Just about everyone today uses some form of social media. U.S. adults alone share nearly 2 trillion gigabytes of data online per year. That's a lot of sharing. As we enter the new year, it's a good time to reexamine your social media sharing habits, make sure you or your family members are not falling victim to some of the most common risks, and learn how to take action quickly.
Social Media Oversharing
Consumers are sharing more information online than ever before. With every post, check-in, like, swipe, and favorite, we are sharing our most precious information with the world. While most posts are harmless, social media oversharing can put you at risk for identity theft. Sometimes, this sharing is occuring unknowingly. That's why it is important to understand your privacy settings that control who can see your photos, status updates, social profile and more. Even seemingly innocuous information shared on social networking sites, like your mother's maiden name or high school mascot, can be useful to fraudsters to gain access to your online accounts.
Take action: Check your privacy settings across all platforms, and make sure to update them regularly. Also, use long and strong passwords, and always use a unique password for each social networking site.
While You Were Gone
What you post online can have serious repercussions in the real world. An empty house is enough to attract the attention of a burglar, and sharing your vacation plans (or even your dinner plans) let thieves know exactly when you're away from home and when to strike.
Take action: Use discretion when sharing your whereabouts. Sharing location details, like "checking in" at restaurants or sharing photos while on vacation, puts you at risk for identity theft or worse.
Getting A Bad Rap
Social media also poses a threat to our reputations. Careless posts and comments have resulted in lost jobs, relationships and opportunities. In this day and age, almost all hiring managers screen job applicants' social networking profiles during the hiring process, and this is also common practice for college admissions.
Take action: Remember that nothing can be erased from the Internet. Before hitting send on a tweet or post, make sure that it's the best representation of you, your family and your workplace. If possible, make sure that everything you post is appropriate for all audiences.
The Internet's anonymity is part of why cyberbullying has become so common. If you don't know, cyberbullying is a form of online harassment, and unfortunately young people are especially vunerable to this type of digital abuse. A 2012 report found that 81 percent of teens use social media, and about a quarter of all adolescents experience cyberbullying.
Take action: Start a conversation with your kids. Educate them on cyberbullying and what to do if it occurs. Some tips for all ages include only accepting friend requests from trusted friends and family members and being careful about what pictures and information are shared online. Additionally, save any and all evidence of cyberbullying. Many schools and states now have laws to protect victims.
Check Out This Offer! and Other Scams
Scams can take many forms on social media. It could be malicious tagging, where a friend tags you and ten other friends in a Facebook post that tells you to click on the link to see a mind-blowing video. Or, it could be a contest or giveaway that asks for personal information. All of these tactics prey upon users who let their guard down while browsing their social feeds.

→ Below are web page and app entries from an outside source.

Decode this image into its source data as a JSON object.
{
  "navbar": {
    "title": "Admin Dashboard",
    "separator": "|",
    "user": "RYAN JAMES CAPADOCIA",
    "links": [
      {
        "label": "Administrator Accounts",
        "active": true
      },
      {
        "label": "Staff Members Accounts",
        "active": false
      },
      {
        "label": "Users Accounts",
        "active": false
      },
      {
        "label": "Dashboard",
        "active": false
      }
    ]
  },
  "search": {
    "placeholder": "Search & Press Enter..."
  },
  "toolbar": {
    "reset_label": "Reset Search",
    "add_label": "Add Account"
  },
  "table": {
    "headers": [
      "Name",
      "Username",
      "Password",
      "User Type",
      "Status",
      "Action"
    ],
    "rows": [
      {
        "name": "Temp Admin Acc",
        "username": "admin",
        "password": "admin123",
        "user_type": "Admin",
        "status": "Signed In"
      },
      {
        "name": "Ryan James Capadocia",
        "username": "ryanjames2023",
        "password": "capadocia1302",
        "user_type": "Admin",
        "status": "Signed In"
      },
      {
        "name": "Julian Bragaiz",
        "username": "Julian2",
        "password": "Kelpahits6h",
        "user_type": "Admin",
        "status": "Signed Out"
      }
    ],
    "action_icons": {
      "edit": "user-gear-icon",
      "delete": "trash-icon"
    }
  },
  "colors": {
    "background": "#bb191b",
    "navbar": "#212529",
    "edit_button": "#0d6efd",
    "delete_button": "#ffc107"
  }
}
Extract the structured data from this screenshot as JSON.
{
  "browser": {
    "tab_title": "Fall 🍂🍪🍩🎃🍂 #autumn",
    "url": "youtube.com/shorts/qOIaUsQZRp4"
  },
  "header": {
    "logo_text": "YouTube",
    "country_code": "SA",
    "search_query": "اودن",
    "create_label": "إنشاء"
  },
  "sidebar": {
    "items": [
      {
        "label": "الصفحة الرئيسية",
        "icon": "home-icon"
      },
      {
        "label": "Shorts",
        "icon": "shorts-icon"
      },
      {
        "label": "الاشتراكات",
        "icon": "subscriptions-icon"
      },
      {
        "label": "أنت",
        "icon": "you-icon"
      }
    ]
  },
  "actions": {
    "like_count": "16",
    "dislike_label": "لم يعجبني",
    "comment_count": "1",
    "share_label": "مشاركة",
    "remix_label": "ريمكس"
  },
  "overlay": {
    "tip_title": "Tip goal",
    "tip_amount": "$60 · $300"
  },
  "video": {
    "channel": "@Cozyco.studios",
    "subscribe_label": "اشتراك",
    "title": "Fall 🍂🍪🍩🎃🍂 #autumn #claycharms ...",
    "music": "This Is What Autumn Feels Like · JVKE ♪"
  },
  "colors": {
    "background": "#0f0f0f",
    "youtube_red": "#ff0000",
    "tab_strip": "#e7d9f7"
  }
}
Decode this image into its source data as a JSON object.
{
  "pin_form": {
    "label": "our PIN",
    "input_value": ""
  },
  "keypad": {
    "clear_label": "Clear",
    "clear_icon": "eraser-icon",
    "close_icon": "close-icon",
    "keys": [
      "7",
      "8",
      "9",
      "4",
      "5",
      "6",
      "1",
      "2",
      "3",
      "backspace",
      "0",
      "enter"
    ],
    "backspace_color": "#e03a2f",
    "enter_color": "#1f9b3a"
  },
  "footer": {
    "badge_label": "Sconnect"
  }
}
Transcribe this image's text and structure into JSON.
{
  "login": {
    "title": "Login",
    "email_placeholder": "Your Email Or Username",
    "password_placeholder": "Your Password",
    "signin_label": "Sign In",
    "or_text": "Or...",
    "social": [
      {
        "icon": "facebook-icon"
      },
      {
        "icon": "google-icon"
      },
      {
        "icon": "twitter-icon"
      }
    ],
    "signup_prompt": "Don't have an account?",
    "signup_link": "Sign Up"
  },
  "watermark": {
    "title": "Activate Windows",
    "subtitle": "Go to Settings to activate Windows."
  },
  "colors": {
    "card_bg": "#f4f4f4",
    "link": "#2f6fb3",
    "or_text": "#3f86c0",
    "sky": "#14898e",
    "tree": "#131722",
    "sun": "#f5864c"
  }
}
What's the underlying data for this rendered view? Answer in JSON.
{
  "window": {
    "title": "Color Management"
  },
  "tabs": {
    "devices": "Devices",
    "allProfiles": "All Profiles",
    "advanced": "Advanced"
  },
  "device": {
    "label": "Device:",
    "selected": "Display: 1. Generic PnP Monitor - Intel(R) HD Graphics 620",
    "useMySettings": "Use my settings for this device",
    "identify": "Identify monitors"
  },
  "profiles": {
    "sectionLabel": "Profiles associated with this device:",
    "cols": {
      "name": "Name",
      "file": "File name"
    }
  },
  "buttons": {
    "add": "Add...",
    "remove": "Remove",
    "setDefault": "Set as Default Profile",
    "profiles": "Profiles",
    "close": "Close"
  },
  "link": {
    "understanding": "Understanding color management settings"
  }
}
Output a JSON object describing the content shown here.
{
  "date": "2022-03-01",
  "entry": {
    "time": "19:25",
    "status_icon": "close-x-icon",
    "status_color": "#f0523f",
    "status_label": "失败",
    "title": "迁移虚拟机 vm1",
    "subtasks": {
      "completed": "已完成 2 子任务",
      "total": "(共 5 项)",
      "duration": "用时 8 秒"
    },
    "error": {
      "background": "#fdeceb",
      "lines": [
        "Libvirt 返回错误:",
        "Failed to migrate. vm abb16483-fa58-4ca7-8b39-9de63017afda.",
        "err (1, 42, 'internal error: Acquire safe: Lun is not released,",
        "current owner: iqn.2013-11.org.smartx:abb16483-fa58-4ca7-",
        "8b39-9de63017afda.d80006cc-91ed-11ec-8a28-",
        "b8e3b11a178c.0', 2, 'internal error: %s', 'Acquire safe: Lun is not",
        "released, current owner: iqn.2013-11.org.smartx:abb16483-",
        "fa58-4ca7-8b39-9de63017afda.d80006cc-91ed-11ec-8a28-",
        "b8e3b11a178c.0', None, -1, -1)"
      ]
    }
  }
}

Take action: Remain alert for suspicious activity on your social feeds. Think before you click! Reach out to your friends if you see something suspicious posted from their account. Refrain from sharing your personal information, and be mindful about clicking URLs and banner ads unless they are from a reputable source.
Want more help staying safe on social media? Inspired by the world's social tendencies and our commitment to protecting consumers, we at CSID recently launched a Social Media Monitoring service that alerts consumers when they are sharing personal information via social networking sites, which may expose PII and put them at risk for identity theft. It also alerts users to content found within their social network that may damage their reputation. By increasing our awareness and taking action, we can all stay one step ahead of social media threats.
How to vote
Vote-by-mail ballot request deadline: Varies by state
For the Nov 3 election: States are making it easier for citizens to vote absentee by mail this year due to the coronavirus. Each state has its own rules for mail-in absentee voting. Visit your state election office website to find out if you can vote by mail.Get more informationTrack ballot status
In-person early voting dates: Varies by state
Sometimes circumstances make it hard or impossible for you to vote on Election Day. But your state may let you vote during a designated early voting period. You don't need an excuse to vote early. Visit your state election office website to find out whether they offer early voting.My Election Office
General Election: Nov 3, 2020
Polling hours on Election Day: Varies by state/localityMy Polling Place